BLUELINE VINEYARD: After a few years, Jeff was struck with another irrepressible thought; would it be possible to find another site as special as the Hourglass Vineyard? It was a long shot at best. The valley was small and no longer the blank canvas his father had introduced to the visionaries of the 60s and 70s; the most coveted land was mostly accounted for. Jeff and his wife Carolyn searched in vain for several years and decided if it were meant to be, fate would eventually intervene.
One Sunday afternoon in December 2005, as Jeff drove south of Calistoga on Silverado Trail, a “For Sale” sign happened to catch his eye. Here, at the mouth of the Dutch Henry Canyon, in the neighborhood of Switchback Ridge and Duckhorn’s famed Three Palms Vineyard, a dramatic parcel of land sat waiting to be discovered. He pulled over to scan the site: two meandering “blue-line” streams framed the property and large piles of river rock punctuated the vines—the traces of thousand-year-old riverbeds. Jeff gazed up to the site’s dramatic backdrop: Two canyons had folded together three million years ago to form this section of the Vaca mountains, its streams scattering fractured bedrock throughout the pedigreed vineyards all around him. He grinned in Kliewer-like fashion.
The two ancient riverbeds, the "blue-lines", had blessed the site with remarkable soils and the coupled canyons brought an ideal climate to this nook of farmland. Jeff and Carolyn enticed their friends Richard and Maureen Chilton, and Michael and Pam Clark to join them in the next chapter of Hourglass, purchasing the vineyard in partnership. They named the 20-acre vineyard Blueline and strategically replanted it. Once the vines came of age in 2012, with a new winery built on the site, they had all the elements in place to become a self-sufficient estate winery.
With 24 acres across two estates, planted to all five red Bordeaux varieties, it was time to employ a full-time winemaker, someone to focus on the myriad granular details, the seemingly inconsequential minutiae that ultimately determine the finished wine. Bob Foley’s eponymous label and numerous consulting projects didn’t afford him the time to take on this intensified role.

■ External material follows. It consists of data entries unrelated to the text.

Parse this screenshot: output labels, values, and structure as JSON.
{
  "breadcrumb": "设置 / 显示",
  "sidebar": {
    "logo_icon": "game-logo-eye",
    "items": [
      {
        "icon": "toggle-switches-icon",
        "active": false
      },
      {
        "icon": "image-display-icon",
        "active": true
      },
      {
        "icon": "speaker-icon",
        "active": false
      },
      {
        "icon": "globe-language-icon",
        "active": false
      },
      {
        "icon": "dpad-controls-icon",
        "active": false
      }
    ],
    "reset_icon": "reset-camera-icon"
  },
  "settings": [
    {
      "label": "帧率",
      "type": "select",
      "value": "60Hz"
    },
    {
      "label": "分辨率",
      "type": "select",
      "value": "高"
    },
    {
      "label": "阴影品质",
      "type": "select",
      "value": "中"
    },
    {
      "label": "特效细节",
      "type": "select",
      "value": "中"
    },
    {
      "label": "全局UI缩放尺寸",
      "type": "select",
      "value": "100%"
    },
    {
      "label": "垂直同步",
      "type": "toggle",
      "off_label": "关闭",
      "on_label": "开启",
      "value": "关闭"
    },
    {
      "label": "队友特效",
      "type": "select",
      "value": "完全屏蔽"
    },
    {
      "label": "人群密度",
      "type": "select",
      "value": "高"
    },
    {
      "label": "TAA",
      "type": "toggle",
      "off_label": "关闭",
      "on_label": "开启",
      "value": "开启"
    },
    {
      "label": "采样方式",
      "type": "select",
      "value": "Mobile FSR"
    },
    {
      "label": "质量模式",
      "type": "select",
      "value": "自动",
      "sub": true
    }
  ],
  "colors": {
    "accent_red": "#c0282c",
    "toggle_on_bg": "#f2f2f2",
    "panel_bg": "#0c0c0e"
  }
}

It was time to take Hourglass to a new level and, fortunately, there was another experimentalist in the valley excited to step in. Tony Biagi possessed the vision, expertise and artistry to build upon the legacy that Bob Foley started